If you really want to put yourself through it, you can then try compiling Wine with SUA (as usual, we make no guarantees this won't do something horrible to your system or your sanity). This also hasn't been tested in a long time, but once have SUA and any necessary replacement binaries together, compiling Wine from source shouldn't be too out of the ordinary. In the past, you would need to download a source tarball of Wine, but now with Git even ported to Windows, this probably isn't necessary.
In the past, Wine's configure script also had trouble detecting the freetype libraries on Interix, even if they had been built properly from source and installed. Another issue that could pop up is poor X11 support, unless that is, you've built and installed a full X11 system. Since you'll probably have your hands full even without graphics support, you may want to ignore that for now. Finally, old documentation by Microsoft on build configuration in Interix suggests passing the -D_ALL_SOURCE flag to the compiler for better results
Putting it all together, your best bet may be a configuration that looks sort of like this:
CFLAGS="-D_ALL_SOURCE" CXXFLAGS="-D_ALL_SOURCE" ./configure --without-freetype --without-x
The Cooperative Linux Kernel
One last experiment would be to attempt building and testing wine through some variation on Cooperative Linux (aka coLinux). This system is neither a compatibility layer nor OS, but a Linux kernel modified to run in a privileged mode concurrently and with deference to a host Windows NT kernel. The modifications include virtual devices drivers that pass particularly low-level calls through to the host kernel.
While coLinux by itself only provides the unique kernel, without most of the libraries and features Wine would need, there were multiple distributions developed on top of the coLinux kernel. These distributions, such as the Ubuntu-based andLinux, provide a comprehensive collection of software but still integrate with the host Windows system as much as possible.
In theory, this approach to contorting Wine could be simpler than some of the earlier ones discussed. However, there are still several issues that could come up:
- coLinux and the distributions that use it are still incomplete and have been dormant for years now.
- Whether the original developers plan to revive the projects themselves isn't clear, but anyone interested in using them might have to effectively revive the project anyways.
- At least in the past, coLinux couldn't access physical memory or the Windows filesystem on demand, features Wine would require.
- coLinux needs administrator access for installation and must run in a privileged mode.
- This isn't necessarily a problem or an issue; it's not a benefit though and could cause complications in odd or dangerous situations.
- coLinux is currently a Win32-only kernel mode driver and will not work on Win64.

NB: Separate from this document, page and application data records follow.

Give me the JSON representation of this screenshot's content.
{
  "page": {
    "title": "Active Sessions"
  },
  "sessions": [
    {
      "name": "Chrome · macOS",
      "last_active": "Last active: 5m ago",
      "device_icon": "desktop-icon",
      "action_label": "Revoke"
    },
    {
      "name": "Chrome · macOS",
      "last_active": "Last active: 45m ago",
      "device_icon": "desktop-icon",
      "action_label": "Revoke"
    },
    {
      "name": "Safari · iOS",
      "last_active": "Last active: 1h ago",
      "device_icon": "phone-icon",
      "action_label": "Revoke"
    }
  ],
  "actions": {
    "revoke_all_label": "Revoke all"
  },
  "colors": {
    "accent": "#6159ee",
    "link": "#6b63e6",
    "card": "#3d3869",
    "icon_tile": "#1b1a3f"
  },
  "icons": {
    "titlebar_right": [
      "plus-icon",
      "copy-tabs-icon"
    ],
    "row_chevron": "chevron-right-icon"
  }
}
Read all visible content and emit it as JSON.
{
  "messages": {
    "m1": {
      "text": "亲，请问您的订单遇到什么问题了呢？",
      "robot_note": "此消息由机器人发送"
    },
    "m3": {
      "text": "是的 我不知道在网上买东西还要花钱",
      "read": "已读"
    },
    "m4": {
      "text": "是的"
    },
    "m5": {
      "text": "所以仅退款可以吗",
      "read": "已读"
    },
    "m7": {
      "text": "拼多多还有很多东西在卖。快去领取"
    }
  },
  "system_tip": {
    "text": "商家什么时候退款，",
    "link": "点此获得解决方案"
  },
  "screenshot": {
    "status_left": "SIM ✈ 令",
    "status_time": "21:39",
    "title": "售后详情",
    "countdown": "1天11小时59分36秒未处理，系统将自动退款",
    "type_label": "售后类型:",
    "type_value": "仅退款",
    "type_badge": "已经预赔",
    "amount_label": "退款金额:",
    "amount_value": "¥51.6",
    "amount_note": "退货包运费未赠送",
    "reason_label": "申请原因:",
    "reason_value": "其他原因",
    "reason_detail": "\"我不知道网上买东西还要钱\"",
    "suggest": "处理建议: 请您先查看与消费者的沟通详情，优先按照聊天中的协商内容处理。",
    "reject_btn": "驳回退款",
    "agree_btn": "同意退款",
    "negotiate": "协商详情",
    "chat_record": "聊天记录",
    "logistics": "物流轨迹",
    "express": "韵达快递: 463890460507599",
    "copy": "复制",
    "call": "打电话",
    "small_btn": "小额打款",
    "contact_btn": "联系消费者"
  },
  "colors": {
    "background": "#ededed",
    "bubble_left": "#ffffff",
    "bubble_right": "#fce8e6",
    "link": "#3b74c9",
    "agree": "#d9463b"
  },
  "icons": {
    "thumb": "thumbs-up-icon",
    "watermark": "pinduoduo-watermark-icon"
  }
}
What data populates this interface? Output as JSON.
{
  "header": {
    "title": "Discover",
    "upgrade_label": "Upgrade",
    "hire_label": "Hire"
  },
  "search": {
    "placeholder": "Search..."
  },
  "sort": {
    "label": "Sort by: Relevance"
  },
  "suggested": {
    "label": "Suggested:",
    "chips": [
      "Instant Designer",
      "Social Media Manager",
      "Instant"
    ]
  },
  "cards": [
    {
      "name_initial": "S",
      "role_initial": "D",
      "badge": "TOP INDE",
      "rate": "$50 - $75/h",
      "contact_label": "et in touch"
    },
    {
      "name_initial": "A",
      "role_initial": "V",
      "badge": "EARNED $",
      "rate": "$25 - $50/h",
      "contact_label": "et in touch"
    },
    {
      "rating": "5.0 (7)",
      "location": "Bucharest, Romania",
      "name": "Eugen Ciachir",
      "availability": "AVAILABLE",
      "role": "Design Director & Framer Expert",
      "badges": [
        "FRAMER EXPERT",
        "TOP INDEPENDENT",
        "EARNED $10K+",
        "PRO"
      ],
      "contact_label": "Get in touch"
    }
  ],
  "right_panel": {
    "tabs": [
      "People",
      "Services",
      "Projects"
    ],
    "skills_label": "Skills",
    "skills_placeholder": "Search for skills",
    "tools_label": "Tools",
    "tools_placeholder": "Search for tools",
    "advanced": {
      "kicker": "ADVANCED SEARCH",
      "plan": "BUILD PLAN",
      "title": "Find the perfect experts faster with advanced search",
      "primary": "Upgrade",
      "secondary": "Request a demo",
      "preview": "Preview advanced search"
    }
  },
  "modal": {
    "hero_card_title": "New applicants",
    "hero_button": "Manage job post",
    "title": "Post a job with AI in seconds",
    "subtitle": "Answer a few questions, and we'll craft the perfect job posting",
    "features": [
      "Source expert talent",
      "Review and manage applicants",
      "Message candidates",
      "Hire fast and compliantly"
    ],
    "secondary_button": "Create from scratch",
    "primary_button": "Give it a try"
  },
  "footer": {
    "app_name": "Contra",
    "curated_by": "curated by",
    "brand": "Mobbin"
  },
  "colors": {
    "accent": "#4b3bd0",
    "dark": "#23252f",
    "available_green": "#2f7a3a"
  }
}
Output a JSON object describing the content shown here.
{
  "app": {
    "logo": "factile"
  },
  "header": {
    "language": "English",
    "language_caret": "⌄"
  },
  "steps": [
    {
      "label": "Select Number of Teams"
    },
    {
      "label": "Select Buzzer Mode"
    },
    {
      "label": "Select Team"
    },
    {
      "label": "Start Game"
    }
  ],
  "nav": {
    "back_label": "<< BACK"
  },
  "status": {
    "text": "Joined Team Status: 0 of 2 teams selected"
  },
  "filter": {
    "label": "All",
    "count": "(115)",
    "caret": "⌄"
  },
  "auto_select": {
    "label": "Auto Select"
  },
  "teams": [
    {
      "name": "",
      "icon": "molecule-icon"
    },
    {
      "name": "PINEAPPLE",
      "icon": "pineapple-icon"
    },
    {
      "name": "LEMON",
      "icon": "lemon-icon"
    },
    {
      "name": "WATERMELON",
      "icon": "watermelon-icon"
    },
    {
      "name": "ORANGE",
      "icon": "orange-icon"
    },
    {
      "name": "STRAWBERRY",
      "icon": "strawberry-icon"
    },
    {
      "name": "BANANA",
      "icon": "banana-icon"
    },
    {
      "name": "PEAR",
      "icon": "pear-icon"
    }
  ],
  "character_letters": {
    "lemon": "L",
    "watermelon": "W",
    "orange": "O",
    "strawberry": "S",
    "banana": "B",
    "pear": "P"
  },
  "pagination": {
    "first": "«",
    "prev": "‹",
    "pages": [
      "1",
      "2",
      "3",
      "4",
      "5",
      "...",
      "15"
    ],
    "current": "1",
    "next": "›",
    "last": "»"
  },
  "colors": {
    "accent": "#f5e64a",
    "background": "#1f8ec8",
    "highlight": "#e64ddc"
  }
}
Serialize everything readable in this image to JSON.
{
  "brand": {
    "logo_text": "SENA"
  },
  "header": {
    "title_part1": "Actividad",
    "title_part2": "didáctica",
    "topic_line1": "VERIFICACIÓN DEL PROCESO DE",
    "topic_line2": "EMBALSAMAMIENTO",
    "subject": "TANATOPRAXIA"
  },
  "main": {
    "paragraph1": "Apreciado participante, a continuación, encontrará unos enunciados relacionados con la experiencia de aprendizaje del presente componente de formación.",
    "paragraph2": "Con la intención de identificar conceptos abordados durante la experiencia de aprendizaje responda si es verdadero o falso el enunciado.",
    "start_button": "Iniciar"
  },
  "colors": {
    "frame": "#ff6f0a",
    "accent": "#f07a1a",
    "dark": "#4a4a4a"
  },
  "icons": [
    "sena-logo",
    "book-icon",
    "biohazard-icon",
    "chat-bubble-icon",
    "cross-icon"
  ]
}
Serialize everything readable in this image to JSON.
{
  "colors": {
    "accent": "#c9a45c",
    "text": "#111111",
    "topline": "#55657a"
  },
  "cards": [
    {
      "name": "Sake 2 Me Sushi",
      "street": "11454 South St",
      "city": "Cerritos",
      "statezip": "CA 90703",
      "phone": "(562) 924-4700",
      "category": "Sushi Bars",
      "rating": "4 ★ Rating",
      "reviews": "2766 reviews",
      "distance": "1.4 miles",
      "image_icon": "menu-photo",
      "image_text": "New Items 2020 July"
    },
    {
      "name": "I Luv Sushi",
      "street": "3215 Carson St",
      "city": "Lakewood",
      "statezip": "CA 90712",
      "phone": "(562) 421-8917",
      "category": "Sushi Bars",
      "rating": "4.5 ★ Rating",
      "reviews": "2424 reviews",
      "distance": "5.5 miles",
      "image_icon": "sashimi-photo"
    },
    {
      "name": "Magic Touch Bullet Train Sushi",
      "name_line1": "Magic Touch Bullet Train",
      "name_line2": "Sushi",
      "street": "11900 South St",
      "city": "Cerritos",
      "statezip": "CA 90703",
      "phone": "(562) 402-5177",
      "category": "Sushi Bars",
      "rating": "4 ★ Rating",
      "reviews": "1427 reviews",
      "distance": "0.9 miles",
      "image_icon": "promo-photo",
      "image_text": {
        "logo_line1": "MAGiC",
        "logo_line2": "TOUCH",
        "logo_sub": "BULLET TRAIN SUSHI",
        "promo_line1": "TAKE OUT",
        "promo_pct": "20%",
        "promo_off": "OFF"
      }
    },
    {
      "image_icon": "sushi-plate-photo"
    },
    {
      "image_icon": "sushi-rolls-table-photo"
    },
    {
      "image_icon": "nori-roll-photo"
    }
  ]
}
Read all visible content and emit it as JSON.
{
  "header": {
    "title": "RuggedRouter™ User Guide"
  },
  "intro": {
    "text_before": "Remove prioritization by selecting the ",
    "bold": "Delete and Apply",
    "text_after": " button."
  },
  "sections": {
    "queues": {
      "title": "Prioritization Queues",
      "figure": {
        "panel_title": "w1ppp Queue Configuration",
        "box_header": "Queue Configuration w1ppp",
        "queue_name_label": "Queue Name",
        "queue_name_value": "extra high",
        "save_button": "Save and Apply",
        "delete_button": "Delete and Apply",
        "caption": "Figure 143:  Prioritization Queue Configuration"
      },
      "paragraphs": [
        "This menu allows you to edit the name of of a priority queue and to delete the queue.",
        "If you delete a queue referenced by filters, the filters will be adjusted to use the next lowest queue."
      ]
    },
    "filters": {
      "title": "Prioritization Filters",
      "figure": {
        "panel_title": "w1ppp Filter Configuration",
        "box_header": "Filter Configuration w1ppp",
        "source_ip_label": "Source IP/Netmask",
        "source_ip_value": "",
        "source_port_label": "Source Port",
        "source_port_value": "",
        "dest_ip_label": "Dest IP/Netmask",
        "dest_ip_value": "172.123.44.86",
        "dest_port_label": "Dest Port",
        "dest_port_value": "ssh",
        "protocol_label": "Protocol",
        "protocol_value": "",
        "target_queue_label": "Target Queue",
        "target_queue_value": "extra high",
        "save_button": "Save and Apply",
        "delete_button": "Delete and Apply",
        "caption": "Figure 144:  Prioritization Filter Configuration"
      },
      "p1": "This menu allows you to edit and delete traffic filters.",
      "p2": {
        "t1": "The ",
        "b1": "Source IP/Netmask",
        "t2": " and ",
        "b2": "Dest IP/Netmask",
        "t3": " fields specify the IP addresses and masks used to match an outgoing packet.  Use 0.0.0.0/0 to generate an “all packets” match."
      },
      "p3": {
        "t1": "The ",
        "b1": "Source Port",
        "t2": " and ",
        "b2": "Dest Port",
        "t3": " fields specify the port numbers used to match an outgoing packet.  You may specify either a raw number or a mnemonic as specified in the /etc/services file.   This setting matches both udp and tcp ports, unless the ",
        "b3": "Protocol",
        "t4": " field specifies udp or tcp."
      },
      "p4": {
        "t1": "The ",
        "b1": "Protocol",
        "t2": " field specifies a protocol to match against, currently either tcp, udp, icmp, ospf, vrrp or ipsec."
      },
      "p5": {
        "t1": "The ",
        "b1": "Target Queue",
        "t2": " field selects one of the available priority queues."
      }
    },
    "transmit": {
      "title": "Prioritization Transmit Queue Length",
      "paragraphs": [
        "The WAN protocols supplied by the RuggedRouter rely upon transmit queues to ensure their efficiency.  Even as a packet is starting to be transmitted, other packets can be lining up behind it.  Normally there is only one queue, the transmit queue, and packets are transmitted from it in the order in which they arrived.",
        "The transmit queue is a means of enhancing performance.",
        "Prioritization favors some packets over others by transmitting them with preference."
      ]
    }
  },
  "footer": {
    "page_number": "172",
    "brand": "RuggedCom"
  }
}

The Audience Applauds
The whole concept of "tricking" windows into being useful is just such a deviant thrill.- Thomas Stover, on reading an early revision of this page
I am torn between "That is disgusting beyond words" and "I salute your awesome perversity". Really.
The real reason, of course, is that it's obviously evil and wrong and therefore fun for hack value.- David Gerard, who did much of the early work on this idea
It's straight out of Goethe!- Kyle Auble, on revising the page for the new wiki
- As mentioned above, for those interested in a practical alternative that isn't Windows but doesn't follow unix paradigms, consider checking out ReactOS